__Exercise requirements__.
For the listing below, report all lines that hold the word "SIBOR".

= = = = =

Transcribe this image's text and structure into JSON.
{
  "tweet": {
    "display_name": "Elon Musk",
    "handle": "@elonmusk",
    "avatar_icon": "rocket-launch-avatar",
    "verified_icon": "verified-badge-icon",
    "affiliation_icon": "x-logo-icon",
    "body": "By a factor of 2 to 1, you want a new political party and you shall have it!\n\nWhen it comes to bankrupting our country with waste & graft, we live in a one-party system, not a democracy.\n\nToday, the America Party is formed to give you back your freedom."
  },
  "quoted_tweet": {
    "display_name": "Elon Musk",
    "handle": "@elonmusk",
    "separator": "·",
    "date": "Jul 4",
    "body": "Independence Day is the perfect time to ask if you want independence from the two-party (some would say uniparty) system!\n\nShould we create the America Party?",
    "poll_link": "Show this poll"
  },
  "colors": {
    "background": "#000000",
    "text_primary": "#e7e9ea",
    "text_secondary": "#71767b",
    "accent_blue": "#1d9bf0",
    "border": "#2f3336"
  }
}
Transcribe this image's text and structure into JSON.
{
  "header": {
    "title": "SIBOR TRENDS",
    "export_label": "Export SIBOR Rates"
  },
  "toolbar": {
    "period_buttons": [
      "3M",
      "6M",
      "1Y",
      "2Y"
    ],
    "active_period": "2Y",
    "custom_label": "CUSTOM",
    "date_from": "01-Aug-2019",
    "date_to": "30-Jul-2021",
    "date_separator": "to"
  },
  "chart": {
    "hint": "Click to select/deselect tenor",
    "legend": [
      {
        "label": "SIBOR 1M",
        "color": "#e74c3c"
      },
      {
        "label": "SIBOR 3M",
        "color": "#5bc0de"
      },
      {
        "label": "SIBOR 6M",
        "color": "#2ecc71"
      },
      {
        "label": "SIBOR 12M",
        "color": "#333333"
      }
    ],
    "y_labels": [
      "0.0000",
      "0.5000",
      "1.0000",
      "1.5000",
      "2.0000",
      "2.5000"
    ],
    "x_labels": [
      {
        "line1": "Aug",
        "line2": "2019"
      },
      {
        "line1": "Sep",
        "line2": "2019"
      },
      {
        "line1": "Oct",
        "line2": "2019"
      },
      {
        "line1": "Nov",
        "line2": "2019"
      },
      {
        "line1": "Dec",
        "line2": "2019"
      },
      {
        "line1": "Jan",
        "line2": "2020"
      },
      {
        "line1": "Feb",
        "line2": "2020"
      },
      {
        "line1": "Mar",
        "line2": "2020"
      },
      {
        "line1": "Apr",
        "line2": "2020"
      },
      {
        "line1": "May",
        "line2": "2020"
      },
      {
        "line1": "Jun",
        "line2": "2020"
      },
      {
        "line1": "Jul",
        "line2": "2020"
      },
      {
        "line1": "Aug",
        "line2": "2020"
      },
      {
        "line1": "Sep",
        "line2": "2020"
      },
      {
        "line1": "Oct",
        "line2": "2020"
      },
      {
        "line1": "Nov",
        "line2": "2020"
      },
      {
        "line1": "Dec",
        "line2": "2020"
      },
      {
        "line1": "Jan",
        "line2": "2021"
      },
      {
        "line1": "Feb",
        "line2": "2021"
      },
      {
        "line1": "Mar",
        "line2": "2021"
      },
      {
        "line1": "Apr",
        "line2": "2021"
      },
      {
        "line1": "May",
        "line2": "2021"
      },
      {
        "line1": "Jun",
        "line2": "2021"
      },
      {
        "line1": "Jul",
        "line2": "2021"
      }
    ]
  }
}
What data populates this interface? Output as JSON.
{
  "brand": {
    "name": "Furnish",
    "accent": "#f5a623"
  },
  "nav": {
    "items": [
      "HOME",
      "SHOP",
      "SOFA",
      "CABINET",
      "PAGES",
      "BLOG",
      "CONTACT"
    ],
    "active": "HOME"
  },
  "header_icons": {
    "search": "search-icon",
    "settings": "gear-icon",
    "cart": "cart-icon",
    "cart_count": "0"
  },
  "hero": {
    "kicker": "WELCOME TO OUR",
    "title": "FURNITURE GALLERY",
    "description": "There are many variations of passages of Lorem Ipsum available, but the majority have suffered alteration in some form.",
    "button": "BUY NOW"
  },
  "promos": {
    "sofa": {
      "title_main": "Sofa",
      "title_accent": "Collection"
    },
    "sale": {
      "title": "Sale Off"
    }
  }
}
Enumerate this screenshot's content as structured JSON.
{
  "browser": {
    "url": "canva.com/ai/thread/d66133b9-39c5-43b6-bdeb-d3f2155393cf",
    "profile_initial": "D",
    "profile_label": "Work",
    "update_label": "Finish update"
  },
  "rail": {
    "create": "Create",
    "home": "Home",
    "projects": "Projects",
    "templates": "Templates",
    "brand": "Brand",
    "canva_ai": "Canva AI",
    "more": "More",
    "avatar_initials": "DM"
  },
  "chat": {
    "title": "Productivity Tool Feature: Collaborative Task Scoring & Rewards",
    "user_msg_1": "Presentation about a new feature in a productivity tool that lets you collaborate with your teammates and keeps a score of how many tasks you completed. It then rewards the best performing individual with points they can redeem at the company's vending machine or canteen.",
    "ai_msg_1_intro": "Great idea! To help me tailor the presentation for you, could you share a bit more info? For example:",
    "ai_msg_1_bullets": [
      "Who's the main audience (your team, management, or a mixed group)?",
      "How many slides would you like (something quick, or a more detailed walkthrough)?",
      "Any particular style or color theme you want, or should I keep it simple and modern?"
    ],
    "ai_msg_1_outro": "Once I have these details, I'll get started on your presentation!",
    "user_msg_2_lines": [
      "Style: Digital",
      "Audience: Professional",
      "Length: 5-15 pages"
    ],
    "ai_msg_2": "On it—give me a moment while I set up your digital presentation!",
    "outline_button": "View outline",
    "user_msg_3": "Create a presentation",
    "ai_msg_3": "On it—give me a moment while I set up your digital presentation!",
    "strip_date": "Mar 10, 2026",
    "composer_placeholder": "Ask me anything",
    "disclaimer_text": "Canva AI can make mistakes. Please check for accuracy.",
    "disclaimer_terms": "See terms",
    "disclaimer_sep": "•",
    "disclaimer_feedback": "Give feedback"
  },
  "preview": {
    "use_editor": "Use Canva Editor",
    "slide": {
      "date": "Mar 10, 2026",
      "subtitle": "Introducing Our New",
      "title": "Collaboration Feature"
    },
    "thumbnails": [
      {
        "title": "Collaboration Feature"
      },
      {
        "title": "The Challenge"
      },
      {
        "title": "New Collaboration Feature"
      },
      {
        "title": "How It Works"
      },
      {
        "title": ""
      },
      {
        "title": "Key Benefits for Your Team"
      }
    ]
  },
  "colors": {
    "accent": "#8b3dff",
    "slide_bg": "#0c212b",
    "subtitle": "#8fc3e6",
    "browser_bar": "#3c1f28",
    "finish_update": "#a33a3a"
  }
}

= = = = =

__Task response__.
    "title": "SIBOR TRENDS",
    "export_label": "Export SIBOR Rates"
        "label": "SIBOR 1M",
        "label": "SIBOR 3M",
        "label": "SIBOR 6M",
        "label": "SIBOR 12M",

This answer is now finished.